“I sit in the library, an impossible workload before me. Is it impossible? That’s what I’m telling myself but as I look around I see people working tirelessly at their own mountains of material, whittling each one down. It must be me then, I’m not designed for this task. Someone, somewhere didn’t program me to be a robot sitting in the library grinding the hours away. I don’t have the patience. I don’t have the will power. I don’t need, wait, don’t deserve to be in this seat.” As I prepare for my test in perishable packaging these are my thoughts, I question my skill, my motivation, my intelligence, even sometimes my other challenges in life. How can I change this? With small steps in the right direction; each fact learned builds my confidence in my ability. Laying out a plan to follow and doing things I know will make me successful help as well. I’m not as bad off as I want to tell myself, I just have to sell the alternative.
“This is ridiculous, that exam exceeded my wildest dreams of difficulty. It was mostly free response; does she want us to fail? It makes no logical sense anyway, I mean don’t higher exam grades look better for a professor anyway? How could I have even answered the question, its not like I saw it in class for more than the blink of an eye?” Now, as I leave the Perishable midterm I come to the rescue of my own ego. I suddenly become pure in my own eyes and survey my surroundings for a scapegoat, the professor makes an easy target to rationalize my shortcomings. After all, without her, the exam would never have been borne to this world. As more time passes and wounds heal, I gain perspective. I see the extra time watching Netflix and the distraction of a relationship as points that have flown away. My procrastination becomes apparent and my method of study suddenly obviously flawed. It is with this clarity I formulate my next battle plan, fresh from defeat but using my wounds as fodder to prevent another shortcoming. The choice is mine how to proceed: with tail between legs, or on the bow of the ship battening down the hatches in advance for the swell growing on the horizon.

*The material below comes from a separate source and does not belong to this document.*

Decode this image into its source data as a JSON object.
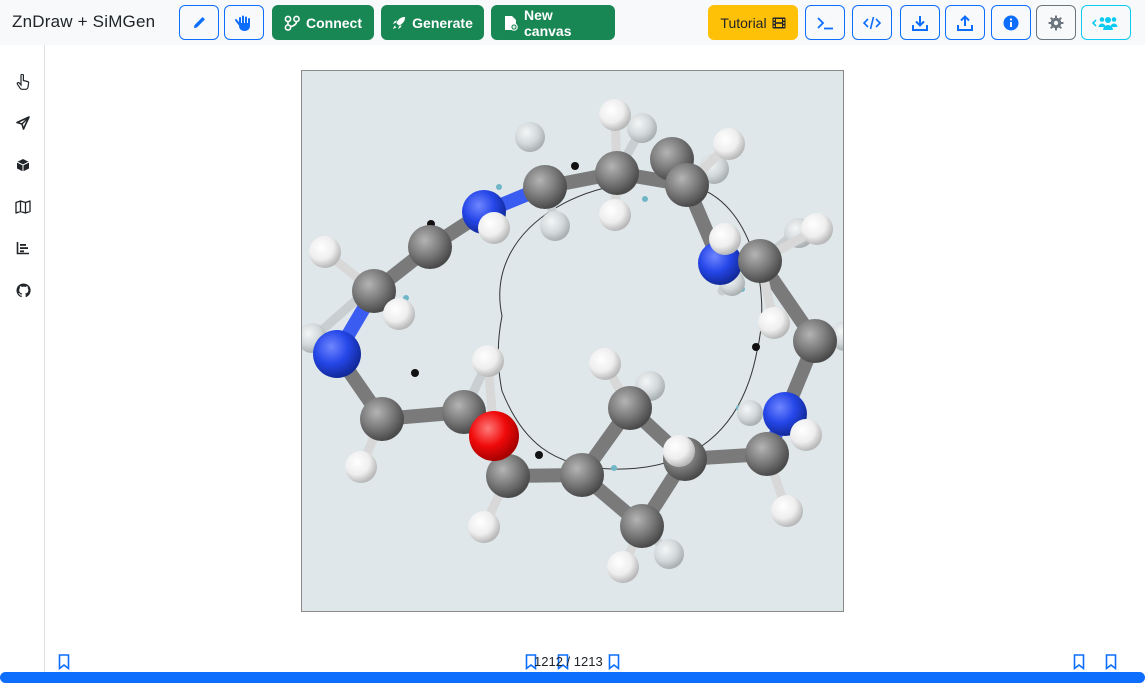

It’s six days before the exam, but I’m not on the couch. I’m in unfamiliar territory at this time of semester: the library. It feels different though, maybe because I’m not motivated by my survival instincts in this occasion. I’m doing this for myself, maybe not the self of this exact moment but the one of seven days from now. The me of seven days from now is not going to be stressing in the library forecasting that the end is near, he’ll be doing a simple final review and going to bed early. The other version of myself to benefit is also in the future: in ten days when the grades come back I’ll have a smile on my face when the topic of my exam inevitably comes up again. The exam is my second stat exam of the semester, and the hero of the situation is me. In letting myself listen to my own wise council, I’m changing the future and the present and letting the guide in myself drive toward greener pastures.
I’ve struggled throughout my life with what inner voice I’ve allowed myself to listen to and spend many years without having a clear picture of how they each might influence my perception of the world and thus my reality. I’ve come to the realization, both through personal experience and with new information I have gleaned both from my personal life and during instruction that of the Inner Critic, Inner Defender, and Inner Guide I tend to fall into the role of ‘Inner Critic’. Throughout my life I’ve struggled with self worth and had bouts of depression, I don’t really think that this was a cause for my critical thinking but more of a symptom. The issue with playing he inner critic is that the more you subscribe to that way of thinking, the more prone you are to make it a habit. As you criticize yourself on a daily basis you become entrenched in a way of thinking that permeates every aspect your life and thus becomes an underlying current in everything you do. I have spent a large part of the last year trying to change my default thought process from Critic to Guide and have been able to achieve a mostly Inner Guide mindset for months at a time, with some slip ups. I have found that what mindset you foster comes down to what you do on a daily basis, by doing simple small things on a daily basis to improve your situation and promote an Inner Guide mindset you can avoid falling back into patterns that promote and Inner Critic or Inner Defender mindset. Some things I like to do to allow my Inner Guide to flourish are waking up early, getting a good breakfast, planning my day and week, and taking time to do small things for myself. I find that when I act proactively and work towards being positive and productive, its much easier to maintain an inner voice that is constructive.